- My girlfriend Diana (weighs around 120 lbs) was squatting 225 within 6 months of training with me, but she was already in good physical shape from rock climbing and she also has a good build for squats. I trained a client several years back who took several months just to be able to perform a bodyweight low box squat due to age (she was in her late 50′s), poor mobility, and inferior strength in her knees and posterior chain. I had to start her out with ultra-high box squats where she barely squatted down, but at the six month mark, she was performing goblet full squats with a 30 lb dumbbell for 10 reps.
- My client Sammie (weighs around 125 lbs) was hip thrusting 385 within 6 months of training with me, but she was already in good physical shape from working out, and she is a natural at hip thrusting. Older clients might just get to 135 after 6 months of training with me as they’ll progress a bit slower than younger clients.
- My client Karli (weighs around 125 lbs) was deadlifting 275 within 2 months of training with me, but she was already in good physical shape from working out, and she is a natural at deadlifts. Older clients might only be deadlifting 135-155 lbs after 6 months of training with me.
- Obviously heavier individuals will have an absolute strength advantage compared to lighter individuals; this graph assumes around a 120-150 lb weight range.
- Not everyone can full squat or conventional deadlift properly due to anatomical mobility restrictions or prior injuries. Most can squat to parallel over time, and most can safely perform box squats. Similarly, most can perform rack pulls from below the knees over time, and most can safely perform trap bar deadlifts.
- These averages are for individuals who train with me twice per week. If they trained more often, their progress would be greatly fast-forwarded. In fact, if they trained 4 times per week, I imagine that progression-rates would double.
- This graph assumes a starting point of 0 lbs (just bodyweight) for squats and hip thrusts, and 45 lbs (just the bar) for deadlifts. This is a typical starting point for a brand new beginner who is in good health but new to strength training. Diana, Sammie, and Karli started off with heavier weights due to good prior fitness levels.

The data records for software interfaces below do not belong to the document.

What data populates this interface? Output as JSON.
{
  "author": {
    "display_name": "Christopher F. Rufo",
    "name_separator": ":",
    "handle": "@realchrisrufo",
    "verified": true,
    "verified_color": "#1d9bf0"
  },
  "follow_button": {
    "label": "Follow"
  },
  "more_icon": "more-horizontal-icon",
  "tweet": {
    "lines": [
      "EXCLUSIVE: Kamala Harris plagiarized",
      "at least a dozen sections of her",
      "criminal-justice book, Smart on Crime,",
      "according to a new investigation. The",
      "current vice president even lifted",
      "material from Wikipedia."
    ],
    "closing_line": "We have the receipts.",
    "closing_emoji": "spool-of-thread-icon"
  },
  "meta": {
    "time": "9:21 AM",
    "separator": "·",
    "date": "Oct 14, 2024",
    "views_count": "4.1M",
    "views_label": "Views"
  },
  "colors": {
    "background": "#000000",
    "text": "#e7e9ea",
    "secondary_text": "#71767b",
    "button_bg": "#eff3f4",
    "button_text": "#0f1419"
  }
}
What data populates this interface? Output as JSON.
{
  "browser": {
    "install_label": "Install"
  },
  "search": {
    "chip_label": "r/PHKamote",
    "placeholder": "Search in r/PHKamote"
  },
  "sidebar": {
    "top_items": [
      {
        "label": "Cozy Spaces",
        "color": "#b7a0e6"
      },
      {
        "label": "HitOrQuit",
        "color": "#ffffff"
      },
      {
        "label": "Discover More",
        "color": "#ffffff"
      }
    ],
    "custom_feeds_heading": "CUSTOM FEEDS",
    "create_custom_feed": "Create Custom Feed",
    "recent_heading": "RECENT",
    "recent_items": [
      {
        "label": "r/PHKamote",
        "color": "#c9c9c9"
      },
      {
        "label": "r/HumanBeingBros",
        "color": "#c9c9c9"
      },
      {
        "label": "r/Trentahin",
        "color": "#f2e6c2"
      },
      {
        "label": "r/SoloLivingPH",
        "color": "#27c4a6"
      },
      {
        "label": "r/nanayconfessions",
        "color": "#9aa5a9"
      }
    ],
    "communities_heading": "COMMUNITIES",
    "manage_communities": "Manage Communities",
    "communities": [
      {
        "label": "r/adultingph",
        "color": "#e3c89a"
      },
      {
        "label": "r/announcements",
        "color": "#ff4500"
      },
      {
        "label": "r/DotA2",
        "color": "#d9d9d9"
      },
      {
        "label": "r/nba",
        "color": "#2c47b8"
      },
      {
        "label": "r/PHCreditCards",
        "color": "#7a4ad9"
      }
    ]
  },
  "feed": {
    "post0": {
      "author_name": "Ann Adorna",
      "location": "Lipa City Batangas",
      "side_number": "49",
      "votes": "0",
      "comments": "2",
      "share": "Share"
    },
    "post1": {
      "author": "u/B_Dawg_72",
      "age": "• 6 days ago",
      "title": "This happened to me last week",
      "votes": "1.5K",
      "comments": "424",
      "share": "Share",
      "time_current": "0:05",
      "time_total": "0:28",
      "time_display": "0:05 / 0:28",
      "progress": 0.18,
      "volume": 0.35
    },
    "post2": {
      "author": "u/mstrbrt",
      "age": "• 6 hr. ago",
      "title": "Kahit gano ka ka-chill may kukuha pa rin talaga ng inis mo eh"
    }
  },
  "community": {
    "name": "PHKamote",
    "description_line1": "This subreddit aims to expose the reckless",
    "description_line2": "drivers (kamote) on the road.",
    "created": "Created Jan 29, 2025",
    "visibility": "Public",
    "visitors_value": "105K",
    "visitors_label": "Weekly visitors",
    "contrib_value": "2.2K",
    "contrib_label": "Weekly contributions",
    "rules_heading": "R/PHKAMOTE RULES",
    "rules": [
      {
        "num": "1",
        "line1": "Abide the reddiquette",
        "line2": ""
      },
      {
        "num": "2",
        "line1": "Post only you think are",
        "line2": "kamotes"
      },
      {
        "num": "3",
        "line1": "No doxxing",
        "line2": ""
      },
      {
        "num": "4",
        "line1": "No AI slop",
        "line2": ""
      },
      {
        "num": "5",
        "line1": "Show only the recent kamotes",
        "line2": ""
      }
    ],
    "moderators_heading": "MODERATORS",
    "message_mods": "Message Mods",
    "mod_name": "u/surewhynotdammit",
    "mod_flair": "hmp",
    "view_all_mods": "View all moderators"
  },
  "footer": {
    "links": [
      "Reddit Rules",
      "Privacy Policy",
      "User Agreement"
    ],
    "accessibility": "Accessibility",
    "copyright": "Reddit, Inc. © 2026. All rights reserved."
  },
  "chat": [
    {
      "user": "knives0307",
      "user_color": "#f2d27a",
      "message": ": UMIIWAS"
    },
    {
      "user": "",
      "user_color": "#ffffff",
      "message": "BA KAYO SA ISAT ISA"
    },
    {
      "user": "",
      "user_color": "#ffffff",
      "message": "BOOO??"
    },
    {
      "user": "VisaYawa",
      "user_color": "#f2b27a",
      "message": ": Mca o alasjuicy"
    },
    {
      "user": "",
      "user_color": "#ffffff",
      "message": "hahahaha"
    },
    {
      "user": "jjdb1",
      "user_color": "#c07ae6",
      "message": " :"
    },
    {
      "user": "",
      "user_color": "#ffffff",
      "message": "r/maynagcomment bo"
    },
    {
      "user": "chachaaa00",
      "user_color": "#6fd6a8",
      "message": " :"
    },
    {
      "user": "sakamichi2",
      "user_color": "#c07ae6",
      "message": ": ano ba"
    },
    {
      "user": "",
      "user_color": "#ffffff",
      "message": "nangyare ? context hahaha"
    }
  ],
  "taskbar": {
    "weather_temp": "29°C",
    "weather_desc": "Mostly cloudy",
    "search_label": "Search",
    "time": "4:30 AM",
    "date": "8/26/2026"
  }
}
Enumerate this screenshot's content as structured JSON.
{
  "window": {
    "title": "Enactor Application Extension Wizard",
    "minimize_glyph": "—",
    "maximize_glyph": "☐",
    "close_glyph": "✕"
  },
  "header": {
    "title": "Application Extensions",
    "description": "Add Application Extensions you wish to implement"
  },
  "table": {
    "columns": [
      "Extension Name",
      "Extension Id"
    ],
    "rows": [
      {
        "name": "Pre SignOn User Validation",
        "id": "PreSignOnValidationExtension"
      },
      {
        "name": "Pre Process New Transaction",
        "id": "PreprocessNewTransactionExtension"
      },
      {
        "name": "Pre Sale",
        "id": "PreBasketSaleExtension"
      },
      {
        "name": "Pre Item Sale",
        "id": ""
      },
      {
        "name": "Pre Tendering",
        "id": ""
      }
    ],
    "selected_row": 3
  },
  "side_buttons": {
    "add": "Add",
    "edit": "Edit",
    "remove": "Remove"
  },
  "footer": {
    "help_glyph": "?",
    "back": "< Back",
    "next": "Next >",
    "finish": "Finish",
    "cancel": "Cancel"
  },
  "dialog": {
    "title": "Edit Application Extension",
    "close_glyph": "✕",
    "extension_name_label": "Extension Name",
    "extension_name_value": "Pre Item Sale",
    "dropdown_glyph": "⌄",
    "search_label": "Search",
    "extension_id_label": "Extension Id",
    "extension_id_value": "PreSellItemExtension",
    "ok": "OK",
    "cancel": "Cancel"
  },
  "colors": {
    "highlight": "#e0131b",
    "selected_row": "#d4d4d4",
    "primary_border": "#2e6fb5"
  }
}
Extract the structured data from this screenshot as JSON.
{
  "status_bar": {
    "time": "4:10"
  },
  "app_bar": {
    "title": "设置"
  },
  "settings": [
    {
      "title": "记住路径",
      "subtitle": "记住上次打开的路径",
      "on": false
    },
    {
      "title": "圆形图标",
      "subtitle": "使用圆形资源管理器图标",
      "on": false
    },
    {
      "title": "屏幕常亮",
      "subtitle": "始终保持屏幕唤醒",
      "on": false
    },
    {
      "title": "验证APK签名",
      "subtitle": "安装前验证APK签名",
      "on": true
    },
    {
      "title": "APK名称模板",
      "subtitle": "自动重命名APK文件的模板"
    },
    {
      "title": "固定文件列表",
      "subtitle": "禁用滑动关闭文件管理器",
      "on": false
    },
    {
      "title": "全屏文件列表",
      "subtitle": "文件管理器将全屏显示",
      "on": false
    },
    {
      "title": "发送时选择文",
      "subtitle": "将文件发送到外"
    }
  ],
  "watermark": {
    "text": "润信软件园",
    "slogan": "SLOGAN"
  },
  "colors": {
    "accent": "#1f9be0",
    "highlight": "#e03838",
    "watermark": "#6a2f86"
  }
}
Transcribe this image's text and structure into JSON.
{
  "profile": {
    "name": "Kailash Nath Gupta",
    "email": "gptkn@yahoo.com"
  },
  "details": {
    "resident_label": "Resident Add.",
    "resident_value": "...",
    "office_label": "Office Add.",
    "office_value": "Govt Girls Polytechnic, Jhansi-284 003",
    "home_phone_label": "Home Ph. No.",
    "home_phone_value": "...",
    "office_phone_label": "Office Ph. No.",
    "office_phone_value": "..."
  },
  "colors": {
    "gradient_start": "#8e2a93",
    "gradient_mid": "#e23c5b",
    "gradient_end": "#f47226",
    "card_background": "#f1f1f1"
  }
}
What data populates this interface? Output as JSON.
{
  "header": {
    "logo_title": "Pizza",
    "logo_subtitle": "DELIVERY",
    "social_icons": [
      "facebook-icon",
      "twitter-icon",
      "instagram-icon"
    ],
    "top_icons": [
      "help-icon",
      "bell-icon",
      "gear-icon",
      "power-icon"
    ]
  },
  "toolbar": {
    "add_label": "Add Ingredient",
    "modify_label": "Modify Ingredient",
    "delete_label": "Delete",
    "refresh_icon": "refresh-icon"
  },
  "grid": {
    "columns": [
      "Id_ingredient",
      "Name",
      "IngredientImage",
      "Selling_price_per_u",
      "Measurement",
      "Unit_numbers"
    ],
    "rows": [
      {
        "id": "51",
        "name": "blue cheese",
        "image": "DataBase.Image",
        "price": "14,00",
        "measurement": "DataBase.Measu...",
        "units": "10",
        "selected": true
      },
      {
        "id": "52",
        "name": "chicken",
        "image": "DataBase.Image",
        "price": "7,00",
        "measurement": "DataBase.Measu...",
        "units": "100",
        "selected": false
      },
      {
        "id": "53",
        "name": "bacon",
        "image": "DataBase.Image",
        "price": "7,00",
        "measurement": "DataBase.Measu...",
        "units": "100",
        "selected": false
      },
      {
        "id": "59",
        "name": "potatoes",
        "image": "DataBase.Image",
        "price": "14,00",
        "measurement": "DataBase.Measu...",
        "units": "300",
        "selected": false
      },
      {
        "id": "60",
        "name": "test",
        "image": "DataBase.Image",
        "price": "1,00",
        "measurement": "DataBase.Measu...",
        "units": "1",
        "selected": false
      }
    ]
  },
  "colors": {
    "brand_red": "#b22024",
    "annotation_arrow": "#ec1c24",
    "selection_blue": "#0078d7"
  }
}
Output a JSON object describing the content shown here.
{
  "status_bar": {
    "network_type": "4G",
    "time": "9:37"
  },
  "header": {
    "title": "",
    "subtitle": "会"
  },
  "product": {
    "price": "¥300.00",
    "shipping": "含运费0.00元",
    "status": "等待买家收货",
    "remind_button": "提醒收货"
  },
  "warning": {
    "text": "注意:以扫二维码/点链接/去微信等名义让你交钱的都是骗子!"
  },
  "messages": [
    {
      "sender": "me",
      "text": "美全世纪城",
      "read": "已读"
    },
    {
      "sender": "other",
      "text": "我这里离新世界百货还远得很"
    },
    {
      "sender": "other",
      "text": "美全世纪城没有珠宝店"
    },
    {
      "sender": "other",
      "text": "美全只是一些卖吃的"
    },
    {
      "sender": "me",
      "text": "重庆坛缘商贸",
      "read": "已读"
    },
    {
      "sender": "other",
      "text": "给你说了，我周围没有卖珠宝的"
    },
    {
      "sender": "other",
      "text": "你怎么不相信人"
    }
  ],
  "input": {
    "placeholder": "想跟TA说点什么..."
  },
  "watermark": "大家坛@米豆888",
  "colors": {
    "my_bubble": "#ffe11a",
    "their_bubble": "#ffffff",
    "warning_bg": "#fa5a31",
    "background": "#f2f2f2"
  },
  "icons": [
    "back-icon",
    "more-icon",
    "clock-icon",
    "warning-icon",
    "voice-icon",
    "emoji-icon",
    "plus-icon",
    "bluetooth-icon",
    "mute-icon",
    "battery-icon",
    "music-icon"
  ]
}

- This graph also assumes proper form. Obviously you could just “get someone better at sucking” by adding weight to their crummy movement patterns, but time must be taken to develop proper squat and hip-hinge patterns. Hip thrust patterning isn’t so hard though as it doesn’t require as much mobility, stability, or coordination.
As you can see, graphs that report averages can be useful but they don’t paint the entire picture. Nevertheless, hopefully this graph will provide you with some insights.
Today’s article is a guest-post from Lee Boyce (see his BIO below) on warming-up for sprinting. I hope you like it!
The one thing I’ve noted when it comes to sprinting advice in fitness articles is that the advice is simple – go sprint.
It often jumps straight to the workout, and ignores the people who need more direction on how to do it effectively and how to best prepare for an effective sprint workout. Over the past couple of years, I’ve personally tried to release content that caters to this exact crowd – the athletic lifting enthusiast with no formal training in sprinting, but has a desire to do so in their workouts.